Wednesday, November 26, 2008

The Market Likes TARP2

So, the market's moving, the technical internals are improving and it seems as though the bear rally may be gathering steam. What is the market responding to, and will we get more of it? Or to quote the R-Man, "
Classically, based on over 70 years of Lowry's data, a series of 90% down-days followed by a 90% up-day signals the end of a bear market and the beginning of a new bull trend. Is that what happened this week?" He thinks yes.

It look as though the market likes the fiscal stimulus package out of the UK, the one coming from Europe, the new TARP, the Citi saver plan and the massive stimulus/easing out of china. The fiscal packages are easy to understand: it's the trigger we thought would cause a rally as it feeds directly into the economy and boosts demand, thus picking the velocity of money up from a stand still. It makes investors hope/think that the recession we are all in will be shorter and more shallow than Roubini has been saying.

If, please, if we get a fiscal package in the next 2-3 weeks from the US, then we have a real chance to get back to the Dow 10's. The bear market rallies from the past range anywhere from 30-50%; up 50% from 7500 gives us 11,000. We are up about 15% so far. For perspective, until Nov 20, 2008 was shaping up to be the worst year in the history of US stock markets, down 48%. That's worse than anytime since James Madison was President. There's gotta be some value in there...

We have made it through a reporting season so EPS numbers are likely to remain, while deeply at risk, largely unchanged until late January. So for now, PE's are cheap, measures against book value are cheap, analysts are going positive and it appears that over half of the equity delevering by hedge funds is over (we may have another week or so of redemption risk). Best of all, the percent of equity analysts bearish on stocks is at an all time low - the perfect time to get positive.

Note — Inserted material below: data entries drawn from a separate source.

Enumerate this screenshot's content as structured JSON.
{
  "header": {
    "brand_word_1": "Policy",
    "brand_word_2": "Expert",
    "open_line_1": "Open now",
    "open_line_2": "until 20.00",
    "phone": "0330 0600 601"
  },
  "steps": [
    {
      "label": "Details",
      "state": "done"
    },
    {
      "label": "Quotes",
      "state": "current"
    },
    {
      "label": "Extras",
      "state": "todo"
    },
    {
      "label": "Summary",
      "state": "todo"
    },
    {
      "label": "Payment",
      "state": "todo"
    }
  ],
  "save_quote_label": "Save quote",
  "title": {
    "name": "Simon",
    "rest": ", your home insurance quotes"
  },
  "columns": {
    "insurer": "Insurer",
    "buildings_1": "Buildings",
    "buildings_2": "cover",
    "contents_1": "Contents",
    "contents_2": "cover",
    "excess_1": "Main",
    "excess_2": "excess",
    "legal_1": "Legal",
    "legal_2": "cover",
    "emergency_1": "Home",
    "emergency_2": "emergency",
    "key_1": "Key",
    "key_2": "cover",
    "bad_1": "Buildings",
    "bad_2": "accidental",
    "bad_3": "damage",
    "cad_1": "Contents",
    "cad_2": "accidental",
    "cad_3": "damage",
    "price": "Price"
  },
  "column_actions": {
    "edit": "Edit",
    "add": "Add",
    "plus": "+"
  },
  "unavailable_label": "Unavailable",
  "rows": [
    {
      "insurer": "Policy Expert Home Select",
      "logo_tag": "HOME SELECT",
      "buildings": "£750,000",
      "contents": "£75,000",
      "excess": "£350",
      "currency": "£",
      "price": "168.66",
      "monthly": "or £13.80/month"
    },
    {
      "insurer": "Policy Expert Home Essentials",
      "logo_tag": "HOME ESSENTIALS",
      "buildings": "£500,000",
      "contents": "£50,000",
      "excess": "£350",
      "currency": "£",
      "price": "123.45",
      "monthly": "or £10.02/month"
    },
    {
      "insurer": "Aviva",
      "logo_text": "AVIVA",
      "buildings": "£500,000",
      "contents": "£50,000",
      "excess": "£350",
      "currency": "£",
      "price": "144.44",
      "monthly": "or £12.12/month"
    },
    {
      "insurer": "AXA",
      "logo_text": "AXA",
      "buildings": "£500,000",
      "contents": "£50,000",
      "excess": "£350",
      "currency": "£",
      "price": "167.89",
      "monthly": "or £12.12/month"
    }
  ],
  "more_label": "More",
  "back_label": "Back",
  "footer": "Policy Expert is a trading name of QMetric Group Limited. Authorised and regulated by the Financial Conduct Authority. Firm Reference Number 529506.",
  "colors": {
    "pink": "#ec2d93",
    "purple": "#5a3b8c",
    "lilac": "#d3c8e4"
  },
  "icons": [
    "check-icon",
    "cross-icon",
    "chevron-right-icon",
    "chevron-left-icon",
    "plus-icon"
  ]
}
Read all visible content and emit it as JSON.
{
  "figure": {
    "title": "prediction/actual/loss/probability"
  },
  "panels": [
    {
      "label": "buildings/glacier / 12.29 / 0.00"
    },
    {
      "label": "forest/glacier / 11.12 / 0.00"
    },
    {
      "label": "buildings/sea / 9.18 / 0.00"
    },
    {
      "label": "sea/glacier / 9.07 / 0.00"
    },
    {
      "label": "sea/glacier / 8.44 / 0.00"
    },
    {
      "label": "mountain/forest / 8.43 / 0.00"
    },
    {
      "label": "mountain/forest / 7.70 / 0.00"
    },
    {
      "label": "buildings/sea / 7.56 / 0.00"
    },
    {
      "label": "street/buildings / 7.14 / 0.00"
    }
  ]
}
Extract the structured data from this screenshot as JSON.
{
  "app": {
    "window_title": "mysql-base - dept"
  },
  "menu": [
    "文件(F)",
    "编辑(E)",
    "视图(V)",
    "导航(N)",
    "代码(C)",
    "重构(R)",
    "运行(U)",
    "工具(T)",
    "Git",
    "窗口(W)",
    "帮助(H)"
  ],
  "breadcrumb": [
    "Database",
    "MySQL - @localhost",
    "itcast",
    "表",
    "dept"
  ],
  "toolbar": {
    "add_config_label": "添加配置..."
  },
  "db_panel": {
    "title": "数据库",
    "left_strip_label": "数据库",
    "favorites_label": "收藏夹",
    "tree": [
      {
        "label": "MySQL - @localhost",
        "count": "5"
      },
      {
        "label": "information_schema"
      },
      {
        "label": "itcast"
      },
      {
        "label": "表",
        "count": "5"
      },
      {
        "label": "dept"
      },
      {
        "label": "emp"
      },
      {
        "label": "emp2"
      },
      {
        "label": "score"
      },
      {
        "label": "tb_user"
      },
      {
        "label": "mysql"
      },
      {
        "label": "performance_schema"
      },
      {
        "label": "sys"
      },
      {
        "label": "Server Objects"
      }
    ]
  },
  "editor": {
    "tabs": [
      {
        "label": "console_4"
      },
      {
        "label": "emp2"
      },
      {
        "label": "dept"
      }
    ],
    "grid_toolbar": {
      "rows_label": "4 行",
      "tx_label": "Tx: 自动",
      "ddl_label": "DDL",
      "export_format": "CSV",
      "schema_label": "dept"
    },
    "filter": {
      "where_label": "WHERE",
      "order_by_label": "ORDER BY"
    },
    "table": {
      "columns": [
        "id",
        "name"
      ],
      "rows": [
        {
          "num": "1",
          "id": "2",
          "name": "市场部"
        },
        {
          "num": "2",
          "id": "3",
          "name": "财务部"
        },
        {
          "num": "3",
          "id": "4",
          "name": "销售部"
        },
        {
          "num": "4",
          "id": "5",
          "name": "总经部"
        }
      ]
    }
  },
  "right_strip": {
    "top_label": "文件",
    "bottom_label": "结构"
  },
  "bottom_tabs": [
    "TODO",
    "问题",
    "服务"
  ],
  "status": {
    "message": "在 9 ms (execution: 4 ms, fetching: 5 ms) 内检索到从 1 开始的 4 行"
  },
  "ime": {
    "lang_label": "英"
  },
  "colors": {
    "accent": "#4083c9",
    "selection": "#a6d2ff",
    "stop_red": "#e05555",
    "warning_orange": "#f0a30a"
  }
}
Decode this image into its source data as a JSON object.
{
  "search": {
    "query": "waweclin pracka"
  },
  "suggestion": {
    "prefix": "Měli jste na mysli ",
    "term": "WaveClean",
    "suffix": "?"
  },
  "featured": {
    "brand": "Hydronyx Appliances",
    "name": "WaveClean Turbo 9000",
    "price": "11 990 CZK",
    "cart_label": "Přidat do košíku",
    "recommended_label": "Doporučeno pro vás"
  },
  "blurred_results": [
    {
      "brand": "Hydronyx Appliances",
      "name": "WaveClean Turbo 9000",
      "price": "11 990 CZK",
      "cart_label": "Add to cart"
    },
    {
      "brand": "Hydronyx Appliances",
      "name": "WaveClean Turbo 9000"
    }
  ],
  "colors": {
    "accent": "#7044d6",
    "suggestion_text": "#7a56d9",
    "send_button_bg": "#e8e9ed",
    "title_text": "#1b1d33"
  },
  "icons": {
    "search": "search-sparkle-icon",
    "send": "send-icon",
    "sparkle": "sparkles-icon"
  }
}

The new TARP is the real story, however. It immediately puts a stop to the two week balance sheet deterioration of the banks caused by TARP1 turning into TERP. The market likes the attempted recapitalization of banks, but doesn't see how it helps housing in the near term and isn't really sure that buying preferred shares is the way to go.

But backstopping $600b in crappy assets on the bank balance sheets and buying F'nF securities does give confidence to investors and begins the process of putting a floor in housing related securities - the key, I think, to investor confidence. In fact, 30 year mortgage rates have plunged in the last two days in response to the TARP2, which will spur loads of latent refinancing interest and maybe housing demand. The normal spread between 30 M rates and the 10yrT is about 1.30%; a week ago it was 2.35% and it's now 1.70%.

The further $200b of consumer lending support of TARP2 acts as a psuedo fiscal stimulus; it's money that supports financing companies buying the consumer debt, in theory adding to the availability of capital for consumers. Add in the brobdignanian backstop of Citi - $340b of pure government inflationary muscle - and confidence grows further. Collectively, these Fed efforts are flattening the yield curve, a first sign
in months that their efforts are making a difference. I think the pro investors have been waiting to see this.

So, next week we get the Eurozone fiscal stimulus, followed by news of the car rescue - which looks to be passed on to the next administration, and a hopeful US stimulus package. Maybe we do get a nice December rally. I'm back in a small SSO position at $23 with stops; I don't really know what bottoms up names to pick, so I'll look to add to this position.

The only group that has shown strength is the construction/remediation group - GVA, ACM, URS. But they're all up 50-100% off the bottom. Oil will move on any rally, in the hope that economic recovery is sooner rather than later, but that will be a trap. The TBT look s very oversold. We are looking for a further move down in long bond yields, but the moves of the last week have been too big. In this world just described, EEM would also be a good place for upside - lots of commodity exposure.

If there is a sustained rally, look for the Dow to move above the 50 day MA, or 9287, for some metric of confirmation. The Dow has been amazingly faithful to simple technical levels. The next stop is the Nov 4 peak of 9625. The 50 week MA has just crossed down on the 200 at Dow 11500; that's obviously bad for the longer term but may provide a market top for the hopeful rally.


Post a Comment

<< Home